* Exercise aim
When the string "JSON" is part of a line in the data below, report the whole line.

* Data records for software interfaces
------------------------------------
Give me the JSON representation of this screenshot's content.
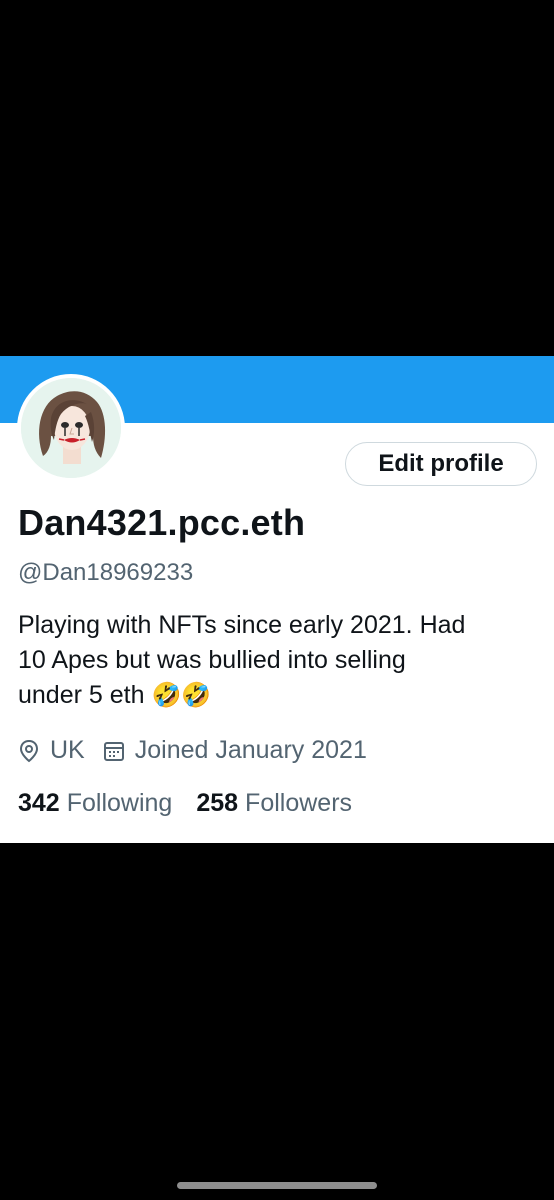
{
  "profile": {
    "edit_button": "Edit profile",
    "display_name": "Dan4321.pcc.eth",
    "handle": "@Dan18969233",
    "bio_line1": "Playing with NFTs since early 2021. Had",
    "bio_line2": "10 Apes but was bullied into selling",
    "bio_line3": "under 5 eth",
    "bio_emoji": "🤣🤣",
    "location": "UK",
    "joined": "Joined January 2021",
    "following_count": "342",
    "following_label": "Following",
    "followers_count": "258",
    "followers_label": "Followers"
  },
  "icons": {
    "location": "location-pin-icon",
    "calendar": "calendar-icon"
  },
  "colors": {
    "banner": "#1d9bf0",
    "text_primary": "#0f1419",
    "text_secondary": "#536471",
    "border": "#cfd9de"
  }
}
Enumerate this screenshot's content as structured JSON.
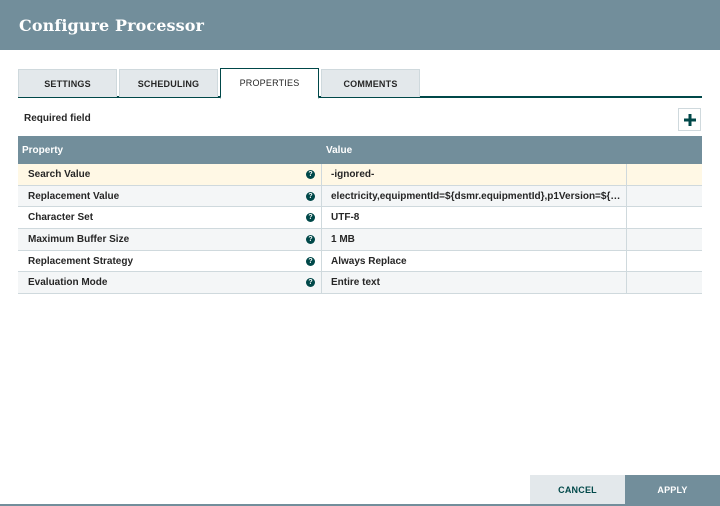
{
  "dialog": {
    "title": "Configure Processor"
  },
  "tabs": [
    {
      "label": "SETTINGS",
      "active": false
    },
    {
      "label": "SCHEDULING",
      "active": false
    },
    {
      "label": "PROPERTIES",
      "active": true
    },
    {
      "label": "COMMENTS",
      "active": false
    }
  ],
  "properties": {
    "required_label": "Required field",
    "add_icon": "plus-icon",
    "help_icon": "question-circle-icon",
    "columns": [
      "Property",
      "Value"
    ],
    "rows": [
      {
        "property": "Search Value",
        "value": "-ignored-"
      },
      {
        "property": "Replacement Value",
        "value": "electricity,equipmentId=${dsmr.equipmentId},p1Version=${…"
      },
      {
        "property": "Character Set",
        "value": "UTF-8"
      },
      {
        "property": "Maximum Buffer Size",
        "value": "1 MB"
      },
      {
        "property": "Replacement Strategy",
        "value": "Always Replace"
      },
      {
        "property": "Evaluation Mode",
        "value": "Entire text"
      }
    ]
  },
  "footer": {
    "cancel_label": "CANCEL",
    "apply_label": "APPLY"
  },
  "colors": {
    "header": "#728e9b",
    "accent": "#004849",
    "selected_row": "#fff8e5"
  }
}
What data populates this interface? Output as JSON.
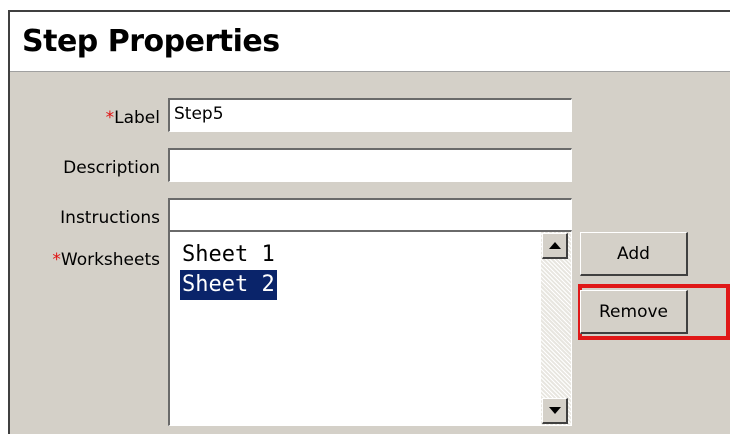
{
  "panel": {
    "title": "Step Properties"
  },
  "form": {
    "required_marker": "*",
    "label_field": {
      "label": "Label",
      "value": "Step5"
    },
    "description_field": {
      "label": "Description",
      "value": ""
    },
    "instructions_field": {
      "label": "Instructions",
      "value": ""
    },
    "worksheets": {
      "label": "Worksheets",
      "items": [
        {
          "text": "Sheet 1",
          "selected": false
        },
        {
          "text": "Sheet 2",
          "selected": true
        }
      ]
    }
  },
  "buttons": {
    "add": "Add",
    "remove": "Remove"
  },
  "colors": {
    "required": "#e01010",
    "selection": "#0a246a",
    "highlight": "#e01818",
    "panel_bg": "#d4d0c8"
  }
}
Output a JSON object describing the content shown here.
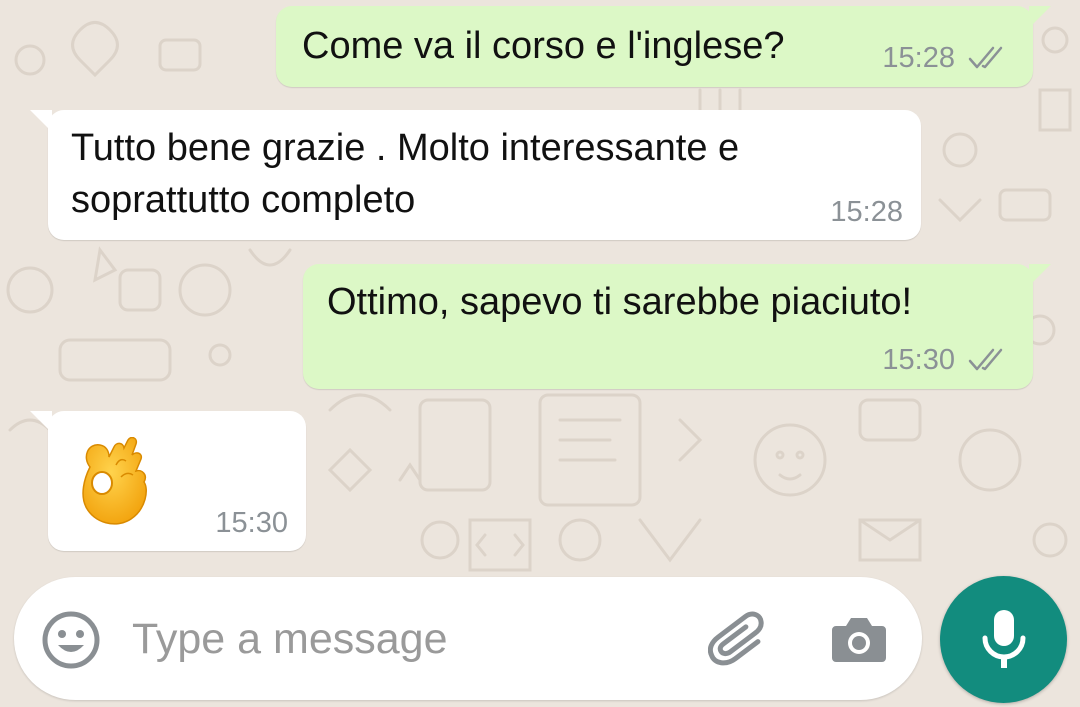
{
  "messages": [
    {
      "direction": "outgoing",
      "text": "Come va il corso e l'inglese?",
      "time": "15:28",
      "status_icon": "double-check-icon"
    },
    {
      "direction": "incoming",
      "lines": [
        "Tutto bene grazie . Molto interessante e",
        "soprattutto completo"
      ],
      "time": "15:28"
    },
    {
      "direction": "outgoing",
      "text": "Ottimo, sapevo ti sarebbe piaciuto!",
      "time": "15:30",
      "status_icon": "double-check-icon"
    },
    {
      "direction": "incoming",
      "emoji": "👌",
      "emoji_name": "ok-hand-emoji",
      "time": "15:30"
    }
  ],
  "composer": {
    "placeholder": "Type a message",
    "value": "",
    "icons": [
      "emoji-icon",
      "paperclip-icon",
      "camera-icon",
      "microphone-icon"
    ]
  },
  "colors": {
    "wallpaper": "#ece5dd",
    "outgoing_bubble": "#dcf8c6",
    "incoming_bubble": "#ffffff",
    "meta_text": "#8b9196",
    "mic_button": "#128c7e"
  }
}
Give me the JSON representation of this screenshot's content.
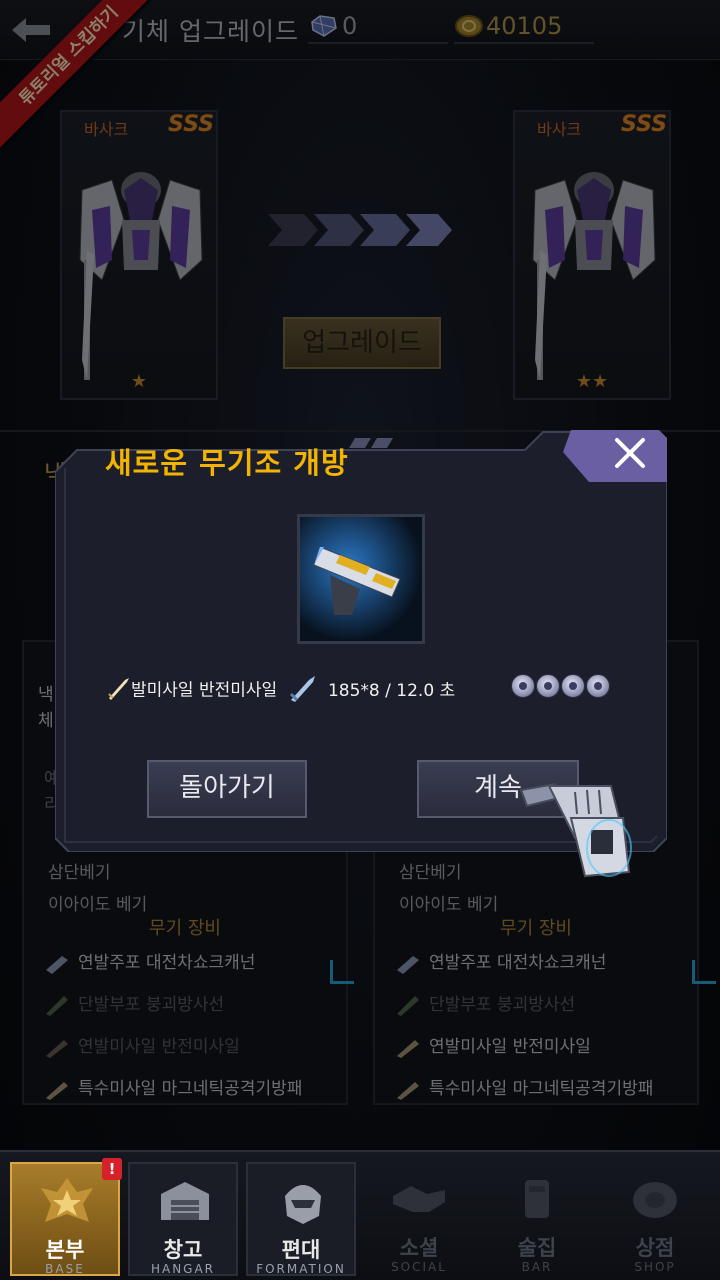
{
  "header": {
    "title": "기체 업그레이드",
    "gems": "0",
    "gold": "40105"
  },
  "tutorial_ribbon": "튜토리얼 스킵하기",
  "mech_left": {
    "name": "바사크",
    "rank": "SSS",
    "stars": "★"
  },
  "mech_right": {
    "name": "바사크",
    "rank": "SSS",
    "stars": "★★"
  },
  "upgrade_button": "업그레이드",
  "background": {
    "left_fragment_1": "낵",
    "left_fragment_2": "체",
    "left_fragment_3": "예",
    "left_fragment_4": "리",
    "left_skills": [
      "삼단베기",
      "이아이도 베기"
    ],
    "right_skills": [
      "삼단베기",
      "이아이도 베기"
    ],
    "weapon_title": "무기 장비",
    "left_weapons": [
      {
        "label": "연발주포  대전차쇼크캐넌",
        "dim": false
      },
      {
        "label": "단발부포  붕괴방사선",
        "dim": true
      },
      {
        "label": "연발미사일  반전미사일",
        "dim": true
      },
      {
        "label": "특수미사일  마그네틱공격기방패",
        "dim": false
      }
    ],
    "right_weapons": [
      {
        "label": "연발주포  대전차쇼크캐넌",
        "dim": false
      },
      {
        "label": "단발부포  붕괴방사선",
        "dim": true
      },
      {
        "label": "연발미사일  반전미사일",
        "dim": false
      },
      {
        "label": "특수미사일  마그네틱공격기방패",
        "dim": false
      }
    ]
  },
  "dialog": {
    "title": "새로운 무기조 개방",
    "weapon_text": "발미사일  반전미사일",
    "damage_text": "185*8  / 12.0 초",
    "slot_count": 4,
    "back_button": "돌아가기",
    "continue_button": "계속"
  },
  "bottom_nav": [
    {
      "label": "본부",
      "sub": "BASE",
      "state": "active",
      "badge": "!",
      "icon": "base-emblem-icon"
    },
    {
      "label": "창고",
      "sub": "HANGAR",
      "state": "normal",
      "icon": "hangar-icon"
    },
    {
      "label": "편대",
      "sub": "FORMATION",
      "state": "normal",
      "icon": "formation-helmet-icon"
    },
    {
      "label": "소셜",
      "sub": "SOCIAL",
      "state": "disabled",
      "icon": "handshake-icon"
    },
    {
      "label": "술집",
      "sub": "BAR",
      "state": "disabled",
      "icon": "bar-icon"
    },
    {
      "label": "상점",
      "sub": "SHOP",
      "state": "disabled",
      "icon": "shop-icon"
    }
  ]
}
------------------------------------
* Your response
Give me the JSON representation of this screenshot's content.
Enumerate this screenshot's content as structured JSON.
What data populates this interface? Output as JSON.
Output a JSON object describing the content shown here.
Give me the JSON representation of this screenshot's content.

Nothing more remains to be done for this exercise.